This is exactly what Obama admirer and art designer Curtis Ray Noland is doing. Noland is a “unofficial” Obama artist who has began his own campaign. Ray Noland is now starting to catch the attention of folks, and from Feb. 8-10, his artwork was displayed on Chicago’s West Side at 2421 W. Madison St. The title of his show is “Go Tell Mama”, an independent political art campaign in support of Barack Obama.
He’s sold one poster to the Obama campaign, but as people see his unique work, orders are placed right away.
One of his pieces depicts the Edmund Pettus Bridge from the civil rights days, showing silhouetted figures arm-in-arm marching. One side of the silhouettes are of the Clinton’s and the opposite end has Obama. Another poster shows Obama’s face with the words “The Dream.”
The Austin Weekly News talked with Noland on Saturday at one of his displays.
AWN: How did you begin this work?
Noland: “I was spending a lot of time recovering last year after a bike accident. I had a lot of time to think, having gone through a devastating situation. When you get hurt bad you really have to stop your life. It gives you a lot of time to think about where you are and where you want to go. I felt like I had a second chance and really wanted to do something that [had an impact]. At the same time, I was really hearing a lot about Barack Obama in the media in November 2006. They were talking about the potential of him running, so I started reading his book The Audacity of Hope, and I just started to see the potential of where he could go.”

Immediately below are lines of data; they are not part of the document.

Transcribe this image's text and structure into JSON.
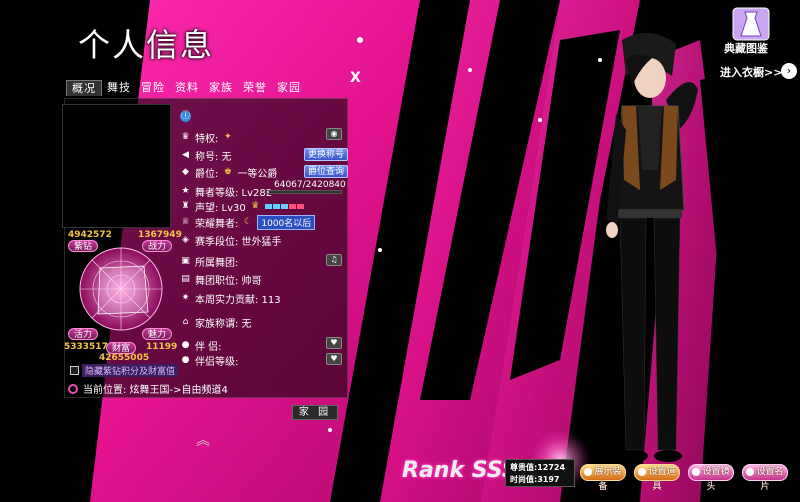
{
  "title": "个人信息",
  "tabs": [
    {
      "label": "概况",
      "active": true
    },
    {
      "label": "舞技",
      "active": false
    },
    {
      "label": "冒险",
      "active": false
    },
    {
      "label": "资料",
      "active": false
    },
    {
      "label": "家族",
      "active": false
    },
    {
      "label": "荣誉",
      "active": false
    },
    {
      "label": "家园",
      "active": false
    }
  ],
  "close_label": "X",
  "left": {
    "purple_diamond_value": "4942572",
    "purple_diamond_label": "紫钻",
    "power_value": "1367949",
    "power_label": "战力",
    "vitality_label": "活力",
    "vitality_value": "5333517",
    "wealth_label": "财富",
    "wealth_value": "42655005",
    "charm_label": "魅力",
    "charm_value": "11199",
    "hide_label": "隐藏紫钻积分及财富值",
    "location": "当前位置: 炫舞王国->自由频道4"
  },
  "info": {
    "privilege_label": "特权:",
    "title_label": "称号: 无",
    "change_title_btn": "更换称号",
    "nobility_label": "爵位:",
    "nobility_value": "一等公爵",
    "nobility_query_btn": "爵位查询",
    "dancer_level": "舞者等级: Lv282",
    "exp_text": "64067/2420840",
    "exp_fraction": 0.026,
    "reputation": "声望: Lv30",
    "glory_label": "荣耀舞者:",
    "glory_badge": "1000名以后",
    "season_rank": "赛季段位: 世外猛手",
    "troupe_label": "所属舞团:",
    "troupe_role": "舞团职位: 帅哥",
    "weekly_contribution": "本周实力贡献: 113",
    "family_title": "家族称谓: 无",
    "partner_label": "伴 侣:",
    "couple_level": "伴侣等级:",
    "home_btn": "家 园"
  },
  "right": {
    "collection_label": "典藏图鉴",
    "wardrobe_link": "进入衣橱>>"
  },
  "bottom": {
    "rank": "Rank SSS",
    "contribution": "尊贵值:12724",
    "duration": "时尚值:3197",
    "btn1": "展示装备",
    "btn2": "设置道具",
    "btn3": "设置镜头",
    "btn4": "设置名片"
  },
  "colors": {
    "accent_pink": "#e8169a",
    "gold": "#f4c44a",
    "blue_button": "#4a66d9"
  }
}
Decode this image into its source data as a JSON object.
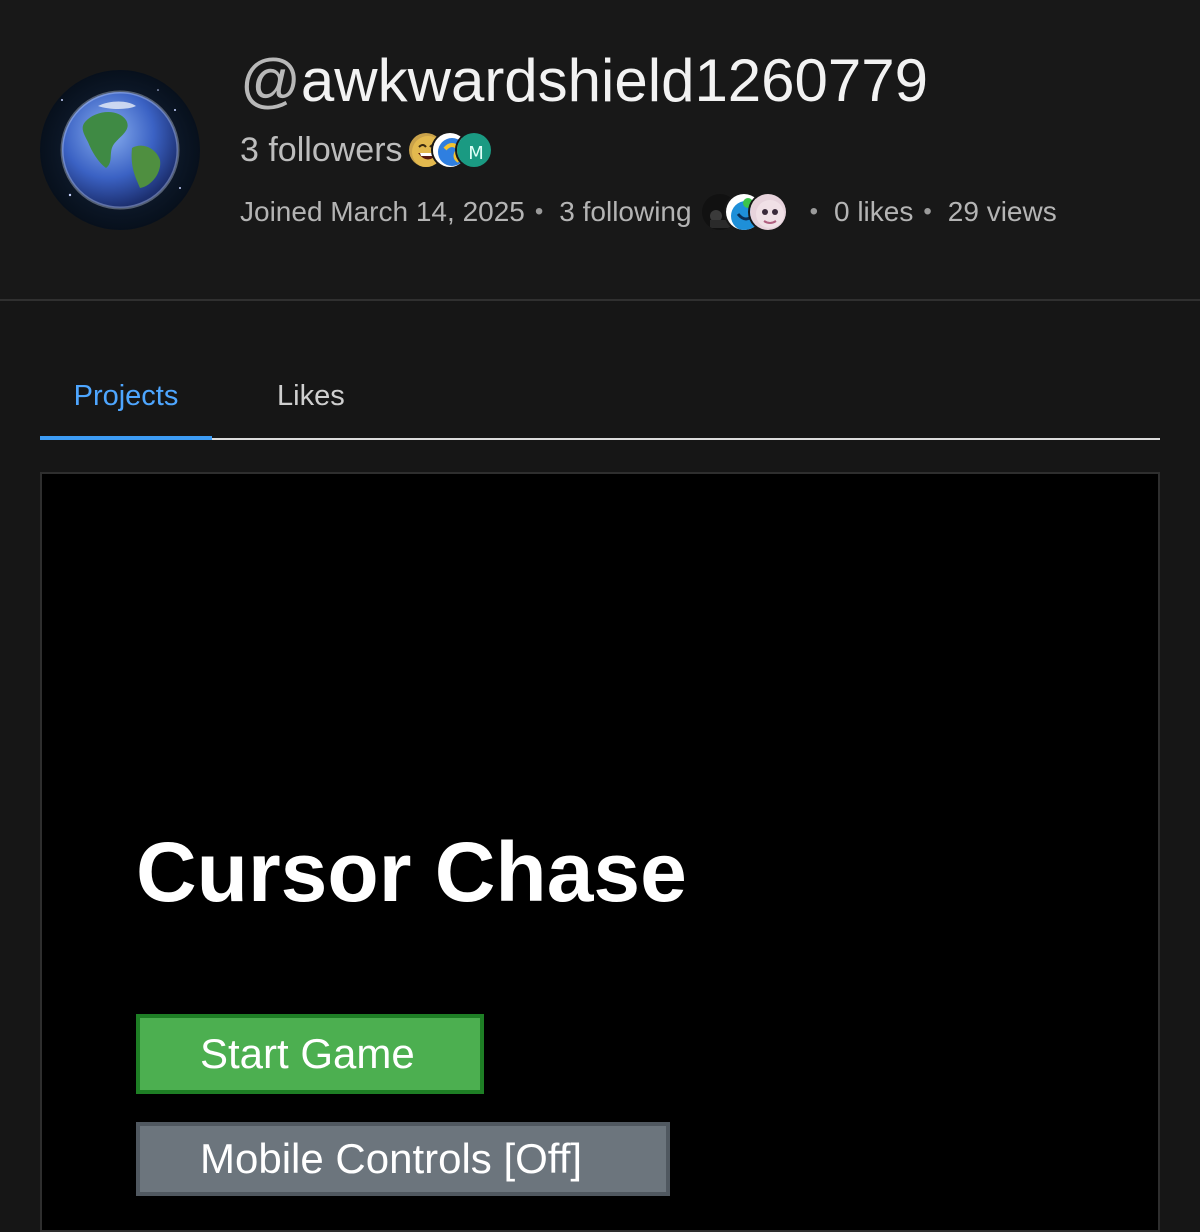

AWN: Are you a native of Chicago?
Noland: “I was born here. I actually attended St. Malachy. My mom’s a teacher – she taught at Nathaniel Dett. We were here until the winter of 1979 and my family moved to Alabama down south. My parents were part of the black migration moving back south. I came back to Chicago in 1991 to attend the Art Institute.
AWN: Does the Obama campaign know you have this artwork going on?
Noland: “Yes, they are fully aware of it. When I started this I didn’t really know the laws involved. So there are federal election laws that governed how they can participate with me. They can’t publicly endorse me because it would look like they are paying me.”
AWN: Is this your studio location?
Noland: “This isn’t my studio. This is actually part of a series called Phantom Gallery. Phantom Galleries was started in Chicago by a woman named Alpha Bruton. Her concept was to invite artists to do art shows in vacant store fronts in Garfield Park. So this location is all part of the revitalization. They are building these new condos. The second and third floors are apartments and the first floor are all store fronts. They invite artists to come down because, you know, artists help kind of revitalize the neighborhoods. They selected 12 artists to submit and show works, so I was here for three days.”
The Phantom Gallery art series, co-sponsored by The Greater Garfield Park Chamber of Commerce, runs it’s Black History Month exhibits the month of February. For more information about the gallery, call Alpha Bruton at 773/628-1217, ext. 3.